The first exhibit recreates the atmosphere of the Dachau concentration camp. Visitors can either walk through with a tour book or wear a head set and be guided by the voice of Holocaust survivor, Jay Ipson. Ipson was six years old when his family was taken to Kovno Ghetto, and he is now the Executive Director of the museum.

The next exhibit is set in the city of Frankfurt, Germany, and features a radio announcement of "Kristallnacht". Subsequently visitors come to a ghetto exhibit that they can "escape" from by crawling through a tunnel. This escape route recreates the actual experience of the Ipson family.

Other exhibits include a cattle car, used for transporting Jews, a shower/gas chamber, a crematory, and an exhibition of the ship Exodus 1947, the ship that helped launch the nation of Israel. Finally, there is a synagogue, which is a replica of the famous choral synagogue in Lithuania.

In front of the museum is a freight car, which also serves as room of remembrance. This car was endowed to the museum within in project of a German school by a friend of Alex Lebenstein.

Only originally rebuilt Nuremberg Courtroom

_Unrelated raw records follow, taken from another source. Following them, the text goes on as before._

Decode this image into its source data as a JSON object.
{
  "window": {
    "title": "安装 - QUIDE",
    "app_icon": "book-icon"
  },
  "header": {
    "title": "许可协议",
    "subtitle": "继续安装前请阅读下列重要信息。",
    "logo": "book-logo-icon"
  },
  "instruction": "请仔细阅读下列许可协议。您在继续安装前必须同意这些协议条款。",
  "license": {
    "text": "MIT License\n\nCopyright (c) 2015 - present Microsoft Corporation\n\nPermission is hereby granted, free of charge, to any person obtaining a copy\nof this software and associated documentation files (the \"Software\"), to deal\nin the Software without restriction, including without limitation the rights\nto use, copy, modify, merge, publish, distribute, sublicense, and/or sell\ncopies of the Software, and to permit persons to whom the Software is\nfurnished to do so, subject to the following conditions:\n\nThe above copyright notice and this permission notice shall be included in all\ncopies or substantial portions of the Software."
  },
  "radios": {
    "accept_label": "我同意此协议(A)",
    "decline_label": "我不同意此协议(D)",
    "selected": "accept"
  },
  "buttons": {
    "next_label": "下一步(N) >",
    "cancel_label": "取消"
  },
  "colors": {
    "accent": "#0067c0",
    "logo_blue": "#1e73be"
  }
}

In 2007 the Virginia Holocaust Museums celebrated the 10th anniversary.[4] On Yom HaShoah in April 2008 Governor Tim Kaine[5] opened the only originally rebuilt Nuremberg Courtroom ("Palace of Justice") in the United States as new part of the Virginia Holocaust Museum.[6] On November 9, 2009 the documentation "Kristallnacht and Beyond" was showen to the public.[7]

The museum features tours, programs, lectures, films and other events, and many of the emphasized stories are about the experiences of Holocaust survivors that reside or had resided in Richmond. The museum is one of many organizations worldwide where young Austrians can serve their Austrian Holocaust Memorial Service (Gedenkdienst).

Publications[edit]

References[edit]

  1. ^ Clarke, John D. (2009-04-13). "Al Rosenbaum, co-founder of Virginia Holocaust Museum, dies". Richmond Times-Dispatch. Retrieved 2009-04-18. 
  2. ^ Jay M. Ipson, Executive director and founder of the Virginia Holocaust Museum, richmond.com, September 10, 2007
  3. ^ Virginia Holocaust Museum co-founder honored by Austria, Richmond Times-Dispatch, May 11, 2010
  4. ^ Hanukkah and the 10th anniversary of the Virginia Holocaust Museum, Midlothian Exchange, December 13, 2007
  5. ^ Gov. Kaine Opens Exhibit about Nuremberg Trials, richmond.com, April 21, 2008)
  6. ^ Nuremberg: Courtroom re-created in museum, by Daniel Neman, May 18, 2008
  7. ^ Documentary shows how Henrico Holocaust survivor overcame his hatred for Germany, Richmond Times-Dispatch, November 9, 2009

External links[edit]

Coordinates: 37°31′51.14″N 77°25′34.11″W / 37.5308722°N 77.4261417°W / 37.5308722; -77.4261417